# [WORK REQUEST]
The entries should be restated word for word.

# [EXERCISE INPUTS]
────────────────

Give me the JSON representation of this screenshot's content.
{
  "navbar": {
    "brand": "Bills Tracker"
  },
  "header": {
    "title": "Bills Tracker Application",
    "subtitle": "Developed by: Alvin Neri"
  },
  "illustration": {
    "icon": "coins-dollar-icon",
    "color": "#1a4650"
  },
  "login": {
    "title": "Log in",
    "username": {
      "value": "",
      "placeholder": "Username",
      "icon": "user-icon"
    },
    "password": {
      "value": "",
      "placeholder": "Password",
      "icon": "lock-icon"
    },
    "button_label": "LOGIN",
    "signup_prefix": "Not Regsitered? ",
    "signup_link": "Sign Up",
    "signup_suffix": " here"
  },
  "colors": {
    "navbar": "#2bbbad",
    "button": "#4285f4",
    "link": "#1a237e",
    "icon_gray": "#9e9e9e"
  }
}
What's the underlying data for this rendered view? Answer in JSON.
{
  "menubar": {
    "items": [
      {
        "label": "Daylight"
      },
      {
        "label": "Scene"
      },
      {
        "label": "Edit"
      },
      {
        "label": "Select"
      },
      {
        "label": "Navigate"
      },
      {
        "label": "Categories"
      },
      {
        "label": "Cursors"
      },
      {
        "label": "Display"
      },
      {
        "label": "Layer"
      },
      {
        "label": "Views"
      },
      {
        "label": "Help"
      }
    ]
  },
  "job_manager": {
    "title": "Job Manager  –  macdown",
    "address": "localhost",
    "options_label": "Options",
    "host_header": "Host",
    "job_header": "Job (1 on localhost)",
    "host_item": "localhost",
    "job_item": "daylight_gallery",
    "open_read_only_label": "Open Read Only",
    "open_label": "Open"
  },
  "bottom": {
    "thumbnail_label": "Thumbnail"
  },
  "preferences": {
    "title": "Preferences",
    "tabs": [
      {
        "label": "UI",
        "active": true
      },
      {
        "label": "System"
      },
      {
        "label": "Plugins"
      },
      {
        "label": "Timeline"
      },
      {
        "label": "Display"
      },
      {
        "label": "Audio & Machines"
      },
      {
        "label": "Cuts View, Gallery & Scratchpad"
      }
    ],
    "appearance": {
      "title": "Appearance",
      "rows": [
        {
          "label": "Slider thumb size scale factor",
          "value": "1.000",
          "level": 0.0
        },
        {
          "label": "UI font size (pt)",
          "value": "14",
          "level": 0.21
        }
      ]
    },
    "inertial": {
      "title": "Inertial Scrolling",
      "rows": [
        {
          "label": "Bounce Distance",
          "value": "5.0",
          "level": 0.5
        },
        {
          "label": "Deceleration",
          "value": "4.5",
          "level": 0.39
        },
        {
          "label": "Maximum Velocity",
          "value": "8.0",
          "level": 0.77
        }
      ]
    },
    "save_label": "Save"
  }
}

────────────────

# [SOLUTION TO THIS EXERCISE]
Give me the JSON representation of this screenshot's content.
{
  "navbar": {
    "brand": "Bills Tracker"
  },
  "header": {
    "title": "Bills Tracker Application",
    "subtitle": "Developed by: Alvin Neri"
  },
  "illustration": {
    "icon": "coins-dollar-icon",
    "color": "#1a4650"
  },
  "login": {
    "title": "Log in",
    "username": {
      "value": "",
      "placeholder": "Username",
      "icon": "user-icon"
    },
    "password": {
      "value": "",
      "placeholder": "Password",
      "icon": "lock-icon"
    },
    "button_label": "LOGIN",
    "signup_prefix": "Not Regsitered? ",
    "signup_link": "Sign Up",
    "signup_suffix": " here"
  },
  "colors": {
    "navbar": "#2bbbad",
    "button": "#4285f4",
    "link": "#1a237e",
    "icon_gray": "#9e9e9e"
  }
}
What's the underlying data for this rendered view? Answer in JSON.
{
  "menubar": {
    "items": [
      {
        "label": "Daylight"
      },
      {
        "label": "Scene"
      },
      {
        "label": "Edit"
      },
      {
        "label": "Select"
      },
      {
        "label": "Navigate"
      },
      {
        "label": "Categories"
      },
      {
        "label": "Cursors"
      },
      {
        "label": "Display"
      },
      {
        "label": "Layer"
      },
      {
        "label": "Views"
      },
      {
        "label": "Help"
      }
    ]
  },
  "job_manager": {
    "title": "Job Manager  –  macdown",
    "address": "localhost",
    "options_label": "Options",
    "host_header": "Host",
    "job_header": "Job (1 on localhost)",
    "host_item": "localhost",
    "job_item": "daylight_gallery",
    "open_read_only_label": "Open Read Only",
    "open_label": "Open"
  },
  "bottom": {
    "thumbnail_label": "Thumbnail"
  },
  "preferences": {
    "title": "Preferences",
    "tabs": [
      {
        "label": "UI",
        "active": true
      },
      {
        "label": "System"
      },
      {
        "label": "Plugins"
      },
      {
        "label": "Timeline"
      },
      {
        "label": "Display"
      },
      {
        "label": "Audio & Machines"
      },
      {
        "label": "Cuts View, Gallery & Scratchpad"
      }
    ],
    "appearance": {
      "title": "Appearance",
      "rows": [
        {
          "label": "Slider thumb size scale factor",
          "value": "1.000",
          "level": 0.0
        },
        {
          "label": "UI font size (pt)",
          "value": "14",
          "level": 0.21
        }
      ]
    },
    "inertial": {
      "title": "Inertial Scrolling",
      "rows": [
        {
          "label": "Bounce Distance",
          "value": "5.0",
          "level": 0.5
        },
        {
          "label": "Deceleration",
          "value": "4.5",
          "level": 0.39
        },
        {
          "label": "Maximum Velocity",
          "value": "8.0",
          "level": 0.77
        }
      ]
    },
    "save_label": "Save"
  }
}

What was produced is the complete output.